[[ Records shown, beginning ]]

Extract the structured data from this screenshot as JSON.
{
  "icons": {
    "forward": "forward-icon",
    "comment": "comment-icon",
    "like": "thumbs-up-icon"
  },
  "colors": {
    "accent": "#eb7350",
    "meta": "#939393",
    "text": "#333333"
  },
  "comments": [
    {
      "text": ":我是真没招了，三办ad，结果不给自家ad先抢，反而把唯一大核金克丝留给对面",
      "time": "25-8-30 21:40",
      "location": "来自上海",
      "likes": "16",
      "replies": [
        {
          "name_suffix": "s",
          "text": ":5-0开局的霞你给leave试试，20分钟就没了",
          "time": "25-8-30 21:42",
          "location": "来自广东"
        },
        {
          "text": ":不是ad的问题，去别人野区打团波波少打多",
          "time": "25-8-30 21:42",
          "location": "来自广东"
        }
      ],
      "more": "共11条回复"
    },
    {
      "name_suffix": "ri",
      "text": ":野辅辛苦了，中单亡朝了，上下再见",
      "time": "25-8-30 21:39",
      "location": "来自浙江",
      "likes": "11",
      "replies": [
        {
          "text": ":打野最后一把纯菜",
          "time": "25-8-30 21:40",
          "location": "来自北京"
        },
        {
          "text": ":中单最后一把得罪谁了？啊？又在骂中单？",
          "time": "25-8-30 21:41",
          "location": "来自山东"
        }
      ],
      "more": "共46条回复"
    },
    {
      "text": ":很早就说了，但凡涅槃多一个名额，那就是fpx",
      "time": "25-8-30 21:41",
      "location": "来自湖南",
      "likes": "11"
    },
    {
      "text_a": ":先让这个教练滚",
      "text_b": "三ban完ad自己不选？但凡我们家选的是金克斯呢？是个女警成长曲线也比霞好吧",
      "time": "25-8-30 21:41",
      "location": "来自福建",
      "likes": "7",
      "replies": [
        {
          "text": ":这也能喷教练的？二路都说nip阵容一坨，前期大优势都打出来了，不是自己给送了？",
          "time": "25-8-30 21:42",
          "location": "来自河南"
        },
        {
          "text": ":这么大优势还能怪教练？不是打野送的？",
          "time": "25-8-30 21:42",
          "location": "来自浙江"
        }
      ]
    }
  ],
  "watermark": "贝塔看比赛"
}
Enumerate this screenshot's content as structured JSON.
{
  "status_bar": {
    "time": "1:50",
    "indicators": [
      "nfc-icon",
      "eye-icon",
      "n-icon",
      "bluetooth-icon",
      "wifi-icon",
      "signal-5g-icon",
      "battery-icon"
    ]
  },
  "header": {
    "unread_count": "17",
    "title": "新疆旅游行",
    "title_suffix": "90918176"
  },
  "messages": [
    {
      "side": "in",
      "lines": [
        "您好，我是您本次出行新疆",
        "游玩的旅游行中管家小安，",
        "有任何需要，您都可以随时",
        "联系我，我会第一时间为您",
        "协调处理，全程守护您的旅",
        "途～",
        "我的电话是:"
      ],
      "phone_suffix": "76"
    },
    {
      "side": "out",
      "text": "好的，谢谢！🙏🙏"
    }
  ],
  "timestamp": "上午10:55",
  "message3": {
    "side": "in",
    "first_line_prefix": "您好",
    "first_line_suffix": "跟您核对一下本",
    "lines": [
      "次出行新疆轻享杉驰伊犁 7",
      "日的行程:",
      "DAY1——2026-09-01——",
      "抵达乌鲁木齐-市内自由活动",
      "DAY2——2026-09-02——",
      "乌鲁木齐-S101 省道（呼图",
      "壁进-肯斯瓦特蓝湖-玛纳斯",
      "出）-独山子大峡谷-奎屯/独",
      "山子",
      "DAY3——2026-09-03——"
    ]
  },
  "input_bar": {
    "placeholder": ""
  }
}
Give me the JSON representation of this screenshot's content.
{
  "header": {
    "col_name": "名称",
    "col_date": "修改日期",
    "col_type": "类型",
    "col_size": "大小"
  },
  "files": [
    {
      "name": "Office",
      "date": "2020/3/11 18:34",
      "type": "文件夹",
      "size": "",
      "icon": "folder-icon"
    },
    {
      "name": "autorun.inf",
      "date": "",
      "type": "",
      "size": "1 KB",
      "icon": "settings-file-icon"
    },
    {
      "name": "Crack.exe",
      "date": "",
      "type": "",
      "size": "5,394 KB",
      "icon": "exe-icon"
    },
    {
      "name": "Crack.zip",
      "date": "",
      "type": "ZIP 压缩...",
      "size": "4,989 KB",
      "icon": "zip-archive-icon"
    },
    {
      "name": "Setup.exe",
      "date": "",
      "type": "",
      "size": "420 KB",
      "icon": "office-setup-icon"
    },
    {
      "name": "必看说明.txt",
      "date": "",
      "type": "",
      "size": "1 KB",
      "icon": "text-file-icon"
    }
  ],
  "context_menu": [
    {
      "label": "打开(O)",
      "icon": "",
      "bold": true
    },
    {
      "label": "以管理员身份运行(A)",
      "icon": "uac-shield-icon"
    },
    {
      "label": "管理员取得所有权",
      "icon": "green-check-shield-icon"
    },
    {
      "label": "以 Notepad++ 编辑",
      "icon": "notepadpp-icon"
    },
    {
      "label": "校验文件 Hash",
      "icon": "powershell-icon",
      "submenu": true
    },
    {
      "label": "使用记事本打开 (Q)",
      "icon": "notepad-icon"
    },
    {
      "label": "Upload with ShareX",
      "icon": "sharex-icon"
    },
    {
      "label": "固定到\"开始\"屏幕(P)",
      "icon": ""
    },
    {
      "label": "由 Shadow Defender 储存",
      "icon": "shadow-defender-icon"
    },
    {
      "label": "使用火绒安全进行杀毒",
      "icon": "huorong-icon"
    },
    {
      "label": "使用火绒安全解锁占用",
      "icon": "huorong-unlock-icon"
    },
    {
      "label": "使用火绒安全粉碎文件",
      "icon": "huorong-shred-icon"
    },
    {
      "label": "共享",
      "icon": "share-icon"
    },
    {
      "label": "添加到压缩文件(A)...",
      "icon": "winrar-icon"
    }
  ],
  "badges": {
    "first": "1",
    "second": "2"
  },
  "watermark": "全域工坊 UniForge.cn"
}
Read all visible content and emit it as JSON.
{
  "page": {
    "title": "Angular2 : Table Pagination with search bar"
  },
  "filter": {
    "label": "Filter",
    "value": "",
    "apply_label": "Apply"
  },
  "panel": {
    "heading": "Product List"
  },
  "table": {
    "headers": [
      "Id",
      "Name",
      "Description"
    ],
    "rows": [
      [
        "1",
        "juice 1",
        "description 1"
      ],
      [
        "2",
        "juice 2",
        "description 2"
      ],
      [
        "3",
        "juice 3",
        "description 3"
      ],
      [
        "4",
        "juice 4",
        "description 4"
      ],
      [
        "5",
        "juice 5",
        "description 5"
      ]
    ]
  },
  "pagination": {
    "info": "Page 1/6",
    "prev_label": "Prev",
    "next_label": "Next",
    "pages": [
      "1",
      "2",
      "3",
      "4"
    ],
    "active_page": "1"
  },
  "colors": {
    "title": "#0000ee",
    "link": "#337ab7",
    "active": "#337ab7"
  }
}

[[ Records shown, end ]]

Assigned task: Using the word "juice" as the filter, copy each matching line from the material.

Response to this task:
        "juice 1",
        "juice 2",
        "juice 3",
        "juice 4",
        "juice 5",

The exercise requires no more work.